[Dataset records]
□ □ □
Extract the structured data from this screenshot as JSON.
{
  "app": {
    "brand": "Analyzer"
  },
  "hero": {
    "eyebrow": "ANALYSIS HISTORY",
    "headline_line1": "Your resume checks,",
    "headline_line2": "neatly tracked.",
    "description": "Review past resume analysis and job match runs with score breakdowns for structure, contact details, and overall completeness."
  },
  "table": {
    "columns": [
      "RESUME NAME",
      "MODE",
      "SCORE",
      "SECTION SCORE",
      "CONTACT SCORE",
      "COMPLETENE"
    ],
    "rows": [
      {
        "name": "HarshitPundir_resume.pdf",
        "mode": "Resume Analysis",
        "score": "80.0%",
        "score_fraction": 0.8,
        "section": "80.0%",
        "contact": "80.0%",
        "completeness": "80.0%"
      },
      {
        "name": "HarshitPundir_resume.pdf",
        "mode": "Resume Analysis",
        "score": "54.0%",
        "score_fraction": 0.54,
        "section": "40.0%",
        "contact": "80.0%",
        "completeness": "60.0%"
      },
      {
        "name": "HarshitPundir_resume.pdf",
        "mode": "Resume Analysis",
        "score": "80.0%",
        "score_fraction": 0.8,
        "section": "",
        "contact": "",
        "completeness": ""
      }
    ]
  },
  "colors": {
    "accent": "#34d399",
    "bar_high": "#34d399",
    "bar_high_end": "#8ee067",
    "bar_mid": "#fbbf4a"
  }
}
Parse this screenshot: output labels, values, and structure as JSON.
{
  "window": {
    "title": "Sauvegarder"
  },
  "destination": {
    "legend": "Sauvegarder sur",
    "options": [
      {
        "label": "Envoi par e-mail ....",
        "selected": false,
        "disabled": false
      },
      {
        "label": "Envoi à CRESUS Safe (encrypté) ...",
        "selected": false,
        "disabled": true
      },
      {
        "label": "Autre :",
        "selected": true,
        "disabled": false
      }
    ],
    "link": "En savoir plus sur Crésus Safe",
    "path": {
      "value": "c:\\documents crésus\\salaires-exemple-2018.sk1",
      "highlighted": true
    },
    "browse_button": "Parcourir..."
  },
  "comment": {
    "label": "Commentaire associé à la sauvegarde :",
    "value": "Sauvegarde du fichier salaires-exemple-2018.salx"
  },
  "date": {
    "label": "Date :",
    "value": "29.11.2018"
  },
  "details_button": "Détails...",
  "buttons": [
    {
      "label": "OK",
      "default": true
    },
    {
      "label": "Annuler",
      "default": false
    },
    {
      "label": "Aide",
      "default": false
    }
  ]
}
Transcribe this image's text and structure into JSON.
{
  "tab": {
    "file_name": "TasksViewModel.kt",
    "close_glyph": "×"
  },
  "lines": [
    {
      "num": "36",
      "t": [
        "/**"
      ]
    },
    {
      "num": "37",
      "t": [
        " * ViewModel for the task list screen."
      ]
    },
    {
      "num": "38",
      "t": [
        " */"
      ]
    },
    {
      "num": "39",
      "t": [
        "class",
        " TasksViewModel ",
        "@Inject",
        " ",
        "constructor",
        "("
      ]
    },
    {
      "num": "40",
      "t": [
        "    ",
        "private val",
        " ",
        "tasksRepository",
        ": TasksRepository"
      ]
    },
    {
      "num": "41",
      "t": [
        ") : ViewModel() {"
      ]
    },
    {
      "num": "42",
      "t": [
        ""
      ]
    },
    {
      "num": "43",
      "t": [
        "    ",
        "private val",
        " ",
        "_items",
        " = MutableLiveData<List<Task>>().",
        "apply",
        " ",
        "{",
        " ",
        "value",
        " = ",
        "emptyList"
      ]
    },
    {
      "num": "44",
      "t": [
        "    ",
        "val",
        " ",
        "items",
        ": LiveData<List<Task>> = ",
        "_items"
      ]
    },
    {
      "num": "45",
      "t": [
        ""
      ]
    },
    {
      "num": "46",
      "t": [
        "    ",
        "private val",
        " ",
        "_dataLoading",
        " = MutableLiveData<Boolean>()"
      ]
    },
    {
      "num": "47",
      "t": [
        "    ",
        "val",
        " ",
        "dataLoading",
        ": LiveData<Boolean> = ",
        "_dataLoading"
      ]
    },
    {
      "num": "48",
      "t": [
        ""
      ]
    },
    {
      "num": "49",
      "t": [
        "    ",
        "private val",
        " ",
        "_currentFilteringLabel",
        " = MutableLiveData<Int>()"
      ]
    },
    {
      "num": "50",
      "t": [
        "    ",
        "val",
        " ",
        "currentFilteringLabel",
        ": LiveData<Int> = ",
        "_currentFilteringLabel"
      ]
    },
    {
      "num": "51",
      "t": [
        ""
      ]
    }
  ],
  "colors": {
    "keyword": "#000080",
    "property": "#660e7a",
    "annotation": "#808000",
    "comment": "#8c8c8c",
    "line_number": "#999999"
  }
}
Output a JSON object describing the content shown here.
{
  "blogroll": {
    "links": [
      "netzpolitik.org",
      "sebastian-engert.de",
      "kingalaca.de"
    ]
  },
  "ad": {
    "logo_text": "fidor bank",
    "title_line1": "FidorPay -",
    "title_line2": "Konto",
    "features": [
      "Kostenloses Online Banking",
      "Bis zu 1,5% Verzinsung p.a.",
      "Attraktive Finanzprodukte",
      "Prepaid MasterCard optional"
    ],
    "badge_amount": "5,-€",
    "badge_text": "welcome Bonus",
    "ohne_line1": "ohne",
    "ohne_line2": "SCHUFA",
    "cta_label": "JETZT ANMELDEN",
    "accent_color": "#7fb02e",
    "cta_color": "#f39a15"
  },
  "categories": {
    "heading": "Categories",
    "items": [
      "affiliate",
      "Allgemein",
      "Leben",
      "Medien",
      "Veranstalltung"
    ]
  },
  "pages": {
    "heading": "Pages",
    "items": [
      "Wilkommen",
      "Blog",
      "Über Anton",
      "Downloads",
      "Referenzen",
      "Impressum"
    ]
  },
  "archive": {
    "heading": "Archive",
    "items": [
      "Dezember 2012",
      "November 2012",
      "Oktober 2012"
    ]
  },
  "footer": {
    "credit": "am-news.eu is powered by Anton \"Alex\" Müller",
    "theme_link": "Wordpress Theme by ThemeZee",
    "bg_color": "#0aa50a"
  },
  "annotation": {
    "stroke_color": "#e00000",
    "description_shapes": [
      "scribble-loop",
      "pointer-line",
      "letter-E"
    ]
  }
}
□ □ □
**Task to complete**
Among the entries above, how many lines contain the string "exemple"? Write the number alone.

**Result of the exercise**
2